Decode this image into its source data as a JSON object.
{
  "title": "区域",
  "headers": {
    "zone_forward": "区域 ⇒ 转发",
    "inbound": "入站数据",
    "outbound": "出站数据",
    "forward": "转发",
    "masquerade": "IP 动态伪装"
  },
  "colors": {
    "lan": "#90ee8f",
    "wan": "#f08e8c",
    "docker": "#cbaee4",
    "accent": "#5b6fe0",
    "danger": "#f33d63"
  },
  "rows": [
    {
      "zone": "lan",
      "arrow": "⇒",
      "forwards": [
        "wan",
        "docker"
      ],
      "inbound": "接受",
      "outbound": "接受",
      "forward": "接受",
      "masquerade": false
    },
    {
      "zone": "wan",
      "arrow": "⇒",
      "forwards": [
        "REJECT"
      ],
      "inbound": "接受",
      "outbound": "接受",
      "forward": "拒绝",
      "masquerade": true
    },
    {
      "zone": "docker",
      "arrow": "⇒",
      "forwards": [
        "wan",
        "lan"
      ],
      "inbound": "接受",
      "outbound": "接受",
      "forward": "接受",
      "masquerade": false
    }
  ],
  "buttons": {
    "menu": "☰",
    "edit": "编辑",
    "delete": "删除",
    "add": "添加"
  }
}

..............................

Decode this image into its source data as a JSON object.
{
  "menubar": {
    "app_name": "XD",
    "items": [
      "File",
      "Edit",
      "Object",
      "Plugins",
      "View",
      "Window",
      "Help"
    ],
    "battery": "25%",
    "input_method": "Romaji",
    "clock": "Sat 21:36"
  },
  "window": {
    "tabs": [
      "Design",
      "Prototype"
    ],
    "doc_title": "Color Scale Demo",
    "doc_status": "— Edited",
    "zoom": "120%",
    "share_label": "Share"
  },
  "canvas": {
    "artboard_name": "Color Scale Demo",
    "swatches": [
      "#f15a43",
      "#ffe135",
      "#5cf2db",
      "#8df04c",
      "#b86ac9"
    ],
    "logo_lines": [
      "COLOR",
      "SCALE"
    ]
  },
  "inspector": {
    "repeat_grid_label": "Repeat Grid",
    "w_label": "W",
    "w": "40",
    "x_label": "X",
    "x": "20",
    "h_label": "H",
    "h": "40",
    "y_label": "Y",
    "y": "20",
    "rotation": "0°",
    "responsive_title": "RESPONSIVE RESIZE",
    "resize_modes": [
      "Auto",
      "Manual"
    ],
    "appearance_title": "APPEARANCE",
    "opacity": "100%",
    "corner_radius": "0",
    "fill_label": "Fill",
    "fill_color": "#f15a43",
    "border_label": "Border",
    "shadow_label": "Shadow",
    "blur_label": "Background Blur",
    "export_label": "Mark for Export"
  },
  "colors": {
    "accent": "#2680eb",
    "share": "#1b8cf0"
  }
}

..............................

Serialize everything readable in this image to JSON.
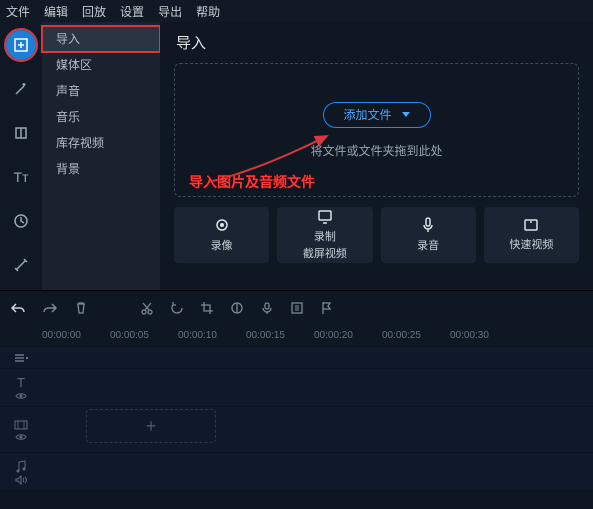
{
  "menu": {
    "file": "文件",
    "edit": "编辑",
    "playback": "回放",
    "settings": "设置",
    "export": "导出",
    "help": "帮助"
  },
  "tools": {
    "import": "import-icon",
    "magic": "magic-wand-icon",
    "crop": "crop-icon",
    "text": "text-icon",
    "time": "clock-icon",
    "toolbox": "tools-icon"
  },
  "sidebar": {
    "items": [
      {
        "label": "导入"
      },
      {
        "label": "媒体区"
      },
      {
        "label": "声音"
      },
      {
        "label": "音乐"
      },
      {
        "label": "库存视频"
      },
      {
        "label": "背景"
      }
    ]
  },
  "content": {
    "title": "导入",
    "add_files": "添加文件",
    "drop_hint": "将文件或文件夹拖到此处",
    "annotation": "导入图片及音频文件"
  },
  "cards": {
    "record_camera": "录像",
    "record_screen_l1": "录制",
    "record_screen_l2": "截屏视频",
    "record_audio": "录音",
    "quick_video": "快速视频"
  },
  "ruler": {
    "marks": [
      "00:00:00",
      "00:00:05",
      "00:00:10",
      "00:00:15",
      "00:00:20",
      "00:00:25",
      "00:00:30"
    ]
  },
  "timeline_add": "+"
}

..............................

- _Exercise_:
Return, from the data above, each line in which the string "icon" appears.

- _Exercise output_:
    "import": "import-icon",
    "magic": "magic-wand-icon",
    "crop": "crop-icon",
    "text": "text-icon",
    "time": "clock-icon",
    "toolbox": "tools-icon"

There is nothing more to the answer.